"I think the farmers appreciate what we do - that we express through the food to the guests what they're doing. For example, what a winemaker does with grapes. It's sort of like a partnership, a collaboration between us and the farm to produce this food for the guests."
In addition to all the just picked vegetables and fruit used in the dishes, Rapp gets all his meat and poultry fresh from local farms and all his seafood comes from Gambardella Wholesale Fish in Stonington, just off the fishing boats.
A farmer’s eye view
Susan Mitchell got involved with Dinners at The Farm as the farm manager at White Gate Farm. She started her own farm this year in Colchester and specializes in organic vegetables, which supply the farm dinners. She is also one of the founders of New Connecticut Farmer Alliance - the newest beneficiary of the event.
The Alliance, she explains, was formed to support new farmers - whether they're young or getting into farming later in life for the first time.
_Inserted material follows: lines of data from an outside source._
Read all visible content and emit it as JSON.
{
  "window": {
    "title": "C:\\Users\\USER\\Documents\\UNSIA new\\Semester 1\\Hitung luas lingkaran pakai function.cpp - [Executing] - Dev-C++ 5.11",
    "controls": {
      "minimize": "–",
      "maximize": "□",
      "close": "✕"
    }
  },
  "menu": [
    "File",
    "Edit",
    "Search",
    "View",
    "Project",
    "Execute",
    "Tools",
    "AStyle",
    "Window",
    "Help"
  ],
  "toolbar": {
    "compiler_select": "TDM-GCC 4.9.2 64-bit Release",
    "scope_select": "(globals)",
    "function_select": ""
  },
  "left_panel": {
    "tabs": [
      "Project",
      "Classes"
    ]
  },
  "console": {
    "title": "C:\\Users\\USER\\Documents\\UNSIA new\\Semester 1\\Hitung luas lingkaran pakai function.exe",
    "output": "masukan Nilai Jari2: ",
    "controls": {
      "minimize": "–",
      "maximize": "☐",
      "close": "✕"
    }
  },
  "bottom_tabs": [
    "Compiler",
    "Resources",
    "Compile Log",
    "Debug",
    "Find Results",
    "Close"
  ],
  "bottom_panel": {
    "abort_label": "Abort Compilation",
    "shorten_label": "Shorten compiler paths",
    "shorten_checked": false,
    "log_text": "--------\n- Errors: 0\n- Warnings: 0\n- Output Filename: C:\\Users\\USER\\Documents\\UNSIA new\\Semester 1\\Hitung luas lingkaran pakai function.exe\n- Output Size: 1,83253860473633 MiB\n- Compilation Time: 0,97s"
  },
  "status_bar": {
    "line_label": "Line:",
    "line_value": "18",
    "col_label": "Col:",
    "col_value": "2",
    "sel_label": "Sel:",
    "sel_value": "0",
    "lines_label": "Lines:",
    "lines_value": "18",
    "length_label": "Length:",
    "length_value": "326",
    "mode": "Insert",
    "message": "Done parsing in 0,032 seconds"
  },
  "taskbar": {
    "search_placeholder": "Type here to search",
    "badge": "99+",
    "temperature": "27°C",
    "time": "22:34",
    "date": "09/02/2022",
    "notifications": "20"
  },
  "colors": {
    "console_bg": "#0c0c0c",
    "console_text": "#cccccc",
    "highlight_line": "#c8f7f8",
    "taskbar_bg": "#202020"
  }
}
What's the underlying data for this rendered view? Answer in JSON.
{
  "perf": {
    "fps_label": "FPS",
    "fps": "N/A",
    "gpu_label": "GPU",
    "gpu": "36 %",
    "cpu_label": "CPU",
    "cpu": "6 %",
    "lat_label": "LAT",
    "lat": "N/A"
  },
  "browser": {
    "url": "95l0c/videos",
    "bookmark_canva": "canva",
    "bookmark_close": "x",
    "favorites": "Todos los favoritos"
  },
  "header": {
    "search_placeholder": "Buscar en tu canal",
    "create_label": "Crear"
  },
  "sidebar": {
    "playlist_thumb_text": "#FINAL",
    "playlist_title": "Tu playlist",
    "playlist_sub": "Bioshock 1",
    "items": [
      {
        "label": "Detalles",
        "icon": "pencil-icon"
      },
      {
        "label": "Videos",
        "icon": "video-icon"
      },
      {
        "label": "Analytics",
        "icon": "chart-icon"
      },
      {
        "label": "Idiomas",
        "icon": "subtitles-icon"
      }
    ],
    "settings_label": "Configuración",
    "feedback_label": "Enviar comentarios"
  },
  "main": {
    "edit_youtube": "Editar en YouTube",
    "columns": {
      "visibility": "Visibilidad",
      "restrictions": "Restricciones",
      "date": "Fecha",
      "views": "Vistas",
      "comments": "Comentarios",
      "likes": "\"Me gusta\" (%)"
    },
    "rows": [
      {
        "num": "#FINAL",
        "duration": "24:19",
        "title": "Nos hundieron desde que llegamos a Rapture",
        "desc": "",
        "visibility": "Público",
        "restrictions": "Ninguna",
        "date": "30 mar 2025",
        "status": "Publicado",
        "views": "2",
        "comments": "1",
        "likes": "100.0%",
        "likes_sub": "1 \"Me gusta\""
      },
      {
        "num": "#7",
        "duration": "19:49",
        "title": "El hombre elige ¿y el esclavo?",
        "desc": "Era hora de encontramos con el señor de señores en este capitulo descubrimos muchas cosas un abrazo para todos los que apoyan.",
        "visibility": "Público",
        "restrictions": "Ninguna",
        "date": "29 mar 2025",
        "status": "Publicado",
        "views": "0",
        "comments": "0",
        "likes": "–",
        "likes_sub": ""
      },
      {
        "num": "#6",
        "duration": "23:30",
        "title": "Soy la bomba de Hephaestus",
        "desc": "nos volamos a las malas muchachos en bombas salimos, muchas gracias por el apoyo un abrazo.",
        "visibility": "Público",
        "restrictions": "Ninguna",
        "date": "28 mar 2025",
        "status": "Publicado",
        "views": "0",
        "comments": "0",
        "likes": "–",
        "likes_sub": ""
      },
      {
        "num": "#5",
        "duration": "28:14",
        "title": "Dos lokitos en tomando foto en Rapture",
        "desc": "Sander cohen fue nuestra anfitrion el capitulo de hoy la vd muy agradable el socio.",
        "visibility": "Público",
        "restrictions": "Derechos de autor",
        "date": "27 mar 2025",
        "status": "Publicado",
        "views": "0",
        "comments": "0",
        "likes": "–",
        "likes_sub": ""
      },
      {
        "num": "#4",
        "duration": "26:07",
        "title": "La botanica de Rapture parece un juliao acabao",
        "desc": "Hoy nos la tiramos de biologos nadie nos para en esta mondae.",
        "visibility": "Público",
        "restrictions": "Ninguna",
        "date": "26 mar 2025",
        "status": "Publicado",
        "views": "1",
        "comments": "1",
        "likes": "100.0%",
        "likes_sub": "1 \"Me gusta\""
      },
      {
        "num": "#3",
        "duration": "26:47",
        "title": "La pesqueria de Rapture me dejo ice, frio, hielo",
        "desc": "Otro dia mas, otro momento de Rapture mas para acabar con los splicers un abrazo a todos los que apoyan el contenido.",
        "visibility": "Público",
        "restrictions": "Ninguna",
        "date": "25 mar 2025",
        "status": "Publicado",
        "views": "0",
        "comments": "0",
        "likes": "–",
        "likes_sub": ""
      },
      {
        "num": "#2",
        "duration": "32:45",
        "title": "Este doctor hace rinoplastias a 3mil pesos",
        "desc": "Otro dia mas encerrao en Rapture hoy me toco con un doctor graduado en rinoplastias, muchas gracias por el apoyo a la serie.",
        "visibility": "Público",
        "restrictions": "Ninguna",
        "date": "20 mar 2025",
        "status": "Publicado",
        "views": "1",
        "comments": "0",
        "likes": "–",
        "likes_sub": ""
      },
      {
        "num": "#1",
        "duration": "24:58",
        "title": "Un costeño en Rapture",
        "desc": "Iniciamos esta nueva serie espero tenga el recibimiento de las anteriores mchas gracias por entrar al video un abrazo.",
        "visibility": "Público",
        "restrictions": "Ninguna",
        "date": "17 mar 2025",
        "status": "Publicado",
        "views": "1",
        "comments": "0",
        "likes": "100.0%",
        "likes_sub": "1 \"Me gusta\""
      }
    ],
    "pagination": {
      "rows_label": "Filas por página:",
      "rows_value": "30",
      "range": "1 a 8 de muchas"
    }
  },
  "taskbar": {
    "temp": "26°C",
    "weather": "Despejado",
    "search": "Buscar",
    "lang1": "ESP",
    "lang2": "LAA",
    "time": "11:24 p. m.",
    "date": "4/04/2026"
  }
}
"We started in the fall of 2010 with a handful of small farmers lamenting that there was no organization devoted to the needs of small-scale farmers and decided to create an organization that would do just that," she says. "Our mission is to provide networking opportunities among small-scale growers. We do a series of monthly farm tours and potlucks - you can learn a lot just by seeing different farms and operations.
"There's been a resurgence in farming, in sustainable agriculture in New England that a lot of young people are interested in," Mitchell adds. "It tends to be smaller in scale, organically produced, and marketed directly to the consumer.
"For a lot of us," she stresses, "we didn't grow up in farm families, don't have a farming background, don't have land we're inheriting, weren't raised in Connecticut, so there's a need for a network versus the established farmers that have been here for generations."
Mitchell says a lot of her friends who have managed farms for other individuals and non-profits are now going out on their own and are trying to make a go of it full-time, which has its challenges.
"This is our only income; we don't work second jobs. This is increasingly less common," she points out. "Only 47 percent of farmers in Connecticut farm full-time, the rest are part-time. They're trying to build this network so they can have a successful and viable business and make enough money to support themselves, raise children, buy a house, and have money for retirement."
Mitchell says of Dinners at The Farm, "I love this event. As a grower, one of the most rewarding things to see is how chefs use our products and how inventive Jonathan and his team is at putting dishes together. It's the most delicious food … the menus are so diversified."
In response to the cost to attend the dinners, Mitchell says, "Now that I have seen the fact that they get there at 9 in the morning and do prep work all day long (I realize) it's an entire day-long process of many people coming together to make this dinner possible. Only when I saw it did I realize this is exactly what it needs to cost. The food is so high quality. It's worth every single penny."
¾ pound fresh fish (recommended: sword, tuna, fluke, bass, squid, scallop, shrimp)
1 pint cherry tomatoes, cut in half
1 cucumber, diced or sliced
1 green onion, thinly sliced
2 ears of corn, grilled or roasted and cut off the cob
1 sweet pepper-thinly sliced
1 tbsp. spices such as toasted or ground cumin, coriander, cloves, cinnamon, sesame seeds
2 tbsp. hot sauce, preferably homemade or chipotle Tabasco
Toss vegetables in herbs lightly with a little olive oil, lime juice and salt.
Dress seafood with half the spice mix, salt and lime juice
To plate — spoon 1 tbsp. of hot sauce on plate, pile salad on top and garnish with seafood. Finish with pinch of spices and herbs.
1 pound hot peppers (stemmed)
½ cup sugar
¼ cup salt
1 cup cider vinegar
3 cloves garlic
1 cup water
Bring all to a boil; simmer for 20 minutes; puree and adjust to taste.